    A few times a year, I make pizzas in the wood oven at a local historical farm during craft and garden show. I've done this a few times now and it is lots of fun and very popular. Saturday will be the first time I've done this in cooler weather and I'm wondering about my dough. Once I get there, the dough will be held at ambient temp, probably 40ish in the a.m. and maybe mid 50s by the end of the day.

    Should I try and have the dough nearly fully proofed when I get there in the morning and assume it will hold pretty well with the outside temps? In the past I've pulled cool dough and let it warm during the day

  • #2
    Re: cool weather dough question

    I normally take my (24-168 hour) cold fermented dough straight from the 40 degree refrigerator and open the balls, so it shouldn't be a problem.


    • #3
      Re: cool weather dough question

      This may be a bit late and it may not even be completely relevant.However, here I go. I've learned that working the dough in cold weather can be difficult. Not impossible, just difficult. The outside air is what it is and no matter how long the dough has been out of the refrigerator, it won't make a difference for working the dough after it has been sitting outside waiting to be used. Last night the temperatures dropped to the high 20's or low 30's. And as I was just about to work the dough & load the oven the evening winds kicked in and the wind-chill factor factored in. (I was raised mostly in the South and other warm climates. Care to ask me how I feel about cold weather? Don't ask. Well, at least my face was nice & toasty. My posterior, however...) I did 10 pizzas. The dough had been refrigerated and removed in good enough time to get to room temp. Then I had to take them out to the oven & work area. Of course, I wasn't baking all 10 at once so several of the balls had to wait. And as they did they got cooler. The last couple of pizzas were very difficult to stretch. Just took longer is all. They would stretch but quite reluctantly. So I'm not sure what to do to help that in the future, short of leaving the dough in the house and bringing them out only on the as-needed basis. And that isn't just a matter of popping in and popping out of the house. Then again, summer's coming, right?
      Last edited by KEmerson; 12-29-2011, 04:40 AM.
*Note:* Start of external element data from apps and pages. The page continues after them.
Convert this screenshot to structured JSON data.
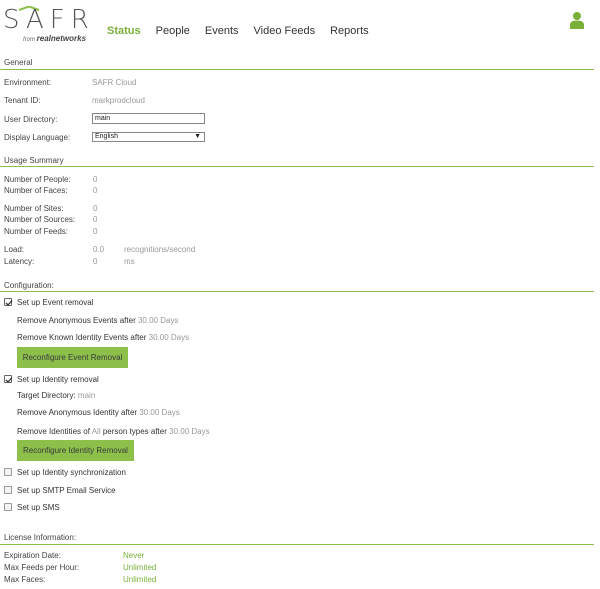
{
  "header": {
    "logo_text": "SAFR",
    "logo_from": "from",
    "logo_brand": "realnetworks",
    "nav": [
      "Status",
      "People",
      "Events",
      "Video Feeds",
      "Reports"
    ]
  },
  "general": {
    "title": "General",
    "environment_label": "Environment:",
    "environment_value": "SAFR Cloud",
    "tenant_label": "Tenant ID:",
    "tenant_value": "markprodcloud",
    "user_directory_label": "User Directory:",
    "user_directory_value": "main",
    "display_language_label": "Display Language:",
    "display_language_value": "English"
  },
  "usage": {
    "title": "Usage Summary",
    "people_label": "Number of People:",
    "people_value": "0",
    "faces_label": "Number of Faces:",
    "faces_value": "0",
    "sites_label": "Number of Sites:",
    "sites_value": "0",
    "sources_label": "Number of Sources:",
    "sources_value": "0",
    "feeds_label": "Number of Feeds:",
    "feeds_value": "0",
    "load_label": "Load:",
    "load_value": "0.0",
    "load_unit": "recognitions/second",
    "latency_label": "Latency:",
    "latency_value": "0",
    "latency_unit": "ms"
  },
  "configuration": {
    "title": "Configuration:",
    "event_removal": {
      "label": "Set up Event removal",
      "checked": true,
      "anon_prefix": "Remove Anonymous Events after",
      "anon_value": "30.00 Days",
      "known_prefix": "Remove Known Identity Events after",
      "known_value": "30.00 Days",
      "button": "Reconfigure Event Removal"
    },
    "identity_removal": {
      "label": "Set up Identity removal",
      "checked": true,
      "target_prefix": "Target Directory:",
      "target_value": "main",
      "anon_prefix": "Remove Anonymous Identity after",
      "anon_value": "30.00 Days",
      "all_prefix_1": "Remove Identities of",
      "all_highlight": "All",
      "all_prefix_2": "person types after",
      "all_value": "30.00 Days",
      "button": "Reconfigure Identity Removal"
    },
    "identity_sync": {
      "label": "Set up Identity synchronization",
      "checked": false
    },
    "smtp": {
      "label": "Set up SMTP Email Service",
      "checked": false
    },
    "sms": {
      "label": "Set up SMS",
      "checked": false
    }
  },
  "license": {
    "title": "License Information:",
    "expiration_label": "Expiration Date:",
    "expiration_value": "Never",
    "feeds_label": "Max Feeds per Hour:",
    "feeds_value": "Unlimited",
    "faces_label": "Max Faces:",
    "faces_value": "Unlimited"
  },
  "colors": {
    "accent": "#8cc04b",
    "accent_text": "#7ab03a",
    "muted": "#999999"
  },
  "icons": [
    "user-icon",
    "checkmark-icon",
    "chevron-down-icon"
  ]
}
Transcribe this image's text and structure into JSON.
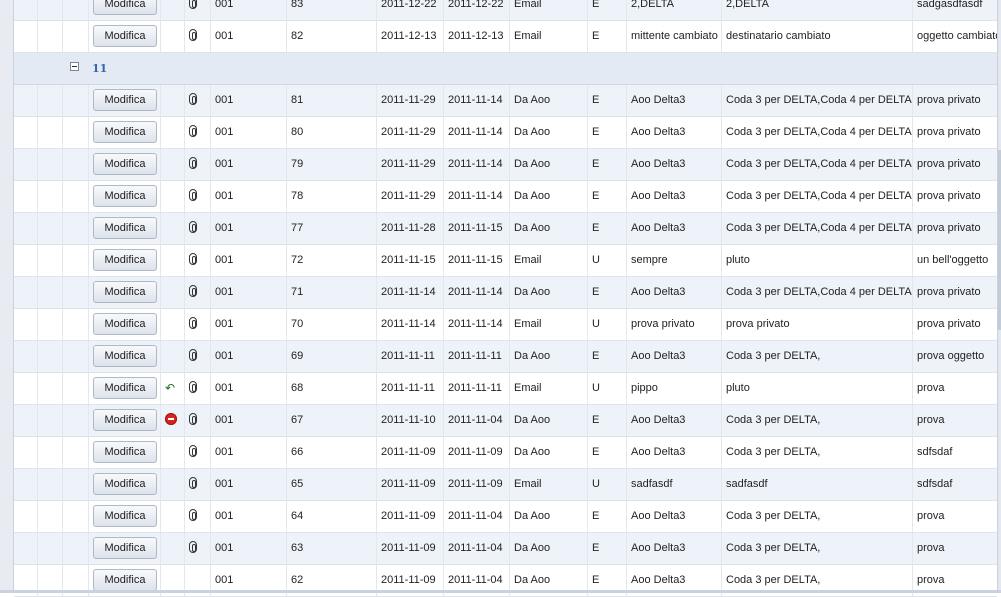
{
  "button_label": "Modifica",
  "group": {
    "label": "11"
  },
  "rows_before": [
    {
      "aoo": "001",
      "num": "83",
      "date1": "2011-12-22",
      "date2": "2011-12-22",
      "mezzo": "Email",
      "dir": "E",
      "mittente": "2,DELTA",
      "destinatario": "2,DELTA",
      "oggetto": "sadgasdfasdf",
      "status_icon": "",
      "attachment": true
    },
    {
      "aoo": "001",
      "num": "82",
      "date1": "2011-12-13",
      "date2": "2011-12-13",
      "mezzo": "Email",
      "dir": "E",
      "mittente": "mittente cambiato",
      "destinatario": "destinatario cambiato",
      "oggetto": "oggetto cambiato",
      "status_icon": "",
      "attachment": true
    }
  ],
  "rows": [
    {
      "aoo": "001",
      "num": "81",
      "date1": "2011-11-29",
      "date2": "2011-11-14",
      "mezzo": "Da Aoo",
      "dir": "E",
      "mittente": "Aoo Delta3",
      "destinatario": "Coda 3 per DELTA,Coda 4 per DELTA,",
      "oggetto": "prova privato",
      "status_icon": "",
      "attachment": true
    },
    {
      "aoo": "001",
      "num": "80",
      "date1": "2011-11-29",
      "date2": "2011-11-14",
      "mezzo": "Da Aoo",
      "dir": "E",
      "mittente": "Aoo Delta3",
      "destinatario": "Coda 3 per DELTA,Coda 4 per DELTA,",
      "oggetto": "prova privato",
      "status_icon": "",
      "attachment": true
    },
    {
      "aoo": "001",
      "num": "79",
      "date1": "2011-11-29",
      "date2": "2011-11-14",
      "mezzo": "Da Aoo",
      "dir": "E",
      "mittente": "Aoo Delta3",
      "destinatario": "Coda 3 per DELTA,Coda 4 per DELTA,",
      "oggetto": "prova privato",
      "status_icon": "",
      "attachment": true
    },
    {
      "aoo": "001",
      "num": "78",
      "date1": "2011-11-29",
      "date2": "2011-11-14",
      "mezzo": "Da Aoo",
      "dir": "E",
      "mittente": "Aoo Delta3",
      "destinatario": "Coda 3 per DELTA,Coda 4 per DELTA,",
      "oggetto": "prova privato",
      "status_icon": "",
      "attachment": true
    },
    {
      "aoo": "001",
      "num": "77",
      "date1": "2011-11-28",
      "date2": "2011-11-15",
      "mezzo": "Da Aoo",
      "dir": "E",
      "mittente": "Aoo Delta3",
      "destinatario": "Coda 3 per DELTA,Coda 4 per DELTA,",
      "oggetto": "prova privato",
      "status_icon": "",
      "attachment": true
    },
    {
      "aoo": "001",
      "num": "72",
      "date1": "2011-11-15",
      "date2": "2011-11-15",
      "mezzo": "Email",
      "dir": "U",
      "mittente": "sempre",
      "destinatario": "pluto",
      "oggetto": "un bell'oggetto",
      "status_icon": "",
      "attachment": true
    },
    {
      "aoo": "001",
      "num": "71",
      "date1": "2011-11-14",
      "date2": "2011-11-14",
      "mezzo": "Da Aoo",
      "dir": "E",
      "mittente": "Aoo Delta3",
      "destinatario": "Coda 3 per DELTA,Coda 4 per DELTA,",
      "oggetto": "prova privato",
      "status_icon": "",
      "attachment": true
    },
    {
      "aoo": "001",
      "num": "70",
      "date1": "2011-11-14",
      "date2": "2011-11-14",
      "mezzo": "Email",
      "dir": "U",
      "mittente": "prova privato",
      "destinatario": "prova privato",
      "oggetto": "prova privato",
      "status_icon": "",
      "attachment": true
    },
    {
      "aoo": "001",
      "num": "69",
      "date1": "2011-11-11",
      "date2": "2011-11-11",
      "mezzo": "Da Aoo",
      "dir": "E",
      "mittente": "Aoo Delta3",
      "destinatario": "Coda 3 per DELTA,",
      "oggetto": "prova oggetto",
      "status_icon": "",
      "attachment": true
    },
    {
      "aoo": "001",
      "num": "68",
      "date1": "2011-11-11",
      "date2": "2011-11-11",
      "mezzo": "Email",
      "dir": "U",
      "mittente": "pippo",
      "destinatario": "pluto",
      "oggetto": "prova",
      "status_icon": "reply-icon",
      "attachment": true
    },
    {
      "aoo": "001",
      "num": "67",
      "date1": "2011-11-10",
      "date2": "2011-11-04",
      "mezzo": "Da Aoo",
      "dir": "E",
      "mittente": "Aoo Delta3",
      "destinatario": "Coda 3 per DELTA,",
      "oggetto": "prova",
      "status_icon": "stop-icon",
      "attachment": true
    },
    {
      "aoo": "001",
      "num": "66",
      "date1": "2011-11-09",
      "date2": "2011-11-09",
      "mezzo": "Da Aoo",
      "dir": "E",
      "mittente": "Aoo Delta3",
      "destinatario": "Coda 3 per DELTA,",
      "oggetto": "sdfsdaf",
      "status_icon": "",
      "attachment": true
    },
    {
      "aoo": "001",
      "num": "65",
      "date1": "2011-11-09",
      "date2": "2011-11-09",
      "mezzo": "Email",
      "dir": "U",
      "mittente": "sadfasdf",
      "destinatario": "sadfasdf",
      "oggetto": "sdfsdaf",
      "status_icon": "",
      "attachment": true
    },
    {
      "aoo": "001",
      "num": "64",
      "date1": "2011-11-09",
      "date2": "2011-11-04",
      "mezzo": "Da Aoo",
      "dir": "E",
      "mittente": "Aoo Delta3",
      "destinatario": "Coda 3 per DELTA,",
      "oggetto": "prova",
      "status_icon": "",
      "attachment": true
    },
    {
      "aoo": "001",
      "num": "63",
      "date1": "2011-11-09",
      "date2": "2011-11-04",
      "mezzo": "Da Aoo",
      "dir": "E",
      "mittente": "Aoo Delta3",
      "destinatario": "Coda 3 per DELTA,",
      "oggetto": "prova",
      "status_icon": "",
      "attachment": true
    },
    {
      "aoo": "001",
      "num": "62",
      "date1": "2011-11-09",
      "date2": "2011-11-04",
      "mezzo": "Da Aoo",
      "dir": "E",
      "mittente": "Aoo Delta3",
      "destinatario": "Coda 3 per DELTA,",
      "oggetto": "prova",
      "status_icon": "",
      "attachment": false
    }
  ]
}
      • #4
        Re: cool weather dough question

        I was discussing this with the Mrs. last night and we thought that keeping the ready dough in an insulated ice chest might do the trick of keeping dough at room temp. till use. Insulated is insulated, right? So hot or cold won't matter. I happen to own a Carlisle insulated sheet pan carrier - holds seven full sheet pans - that I used when I baked & sold pastries at the local farmer's market. I haven't tried it yet - just occurred to me last night - but I have a strong feeling it will allow me to place room temp dough in it and keep it outside in sub freezing temps for the short while I'll need it. In those super cold temps outside the room temp dough just cools off too far and too quickly to work easily. I'm already planning the next pizza bake day just to try it out. We'll see.
        Last edited by KEmerson; 12-30-2011, 06:36 PM.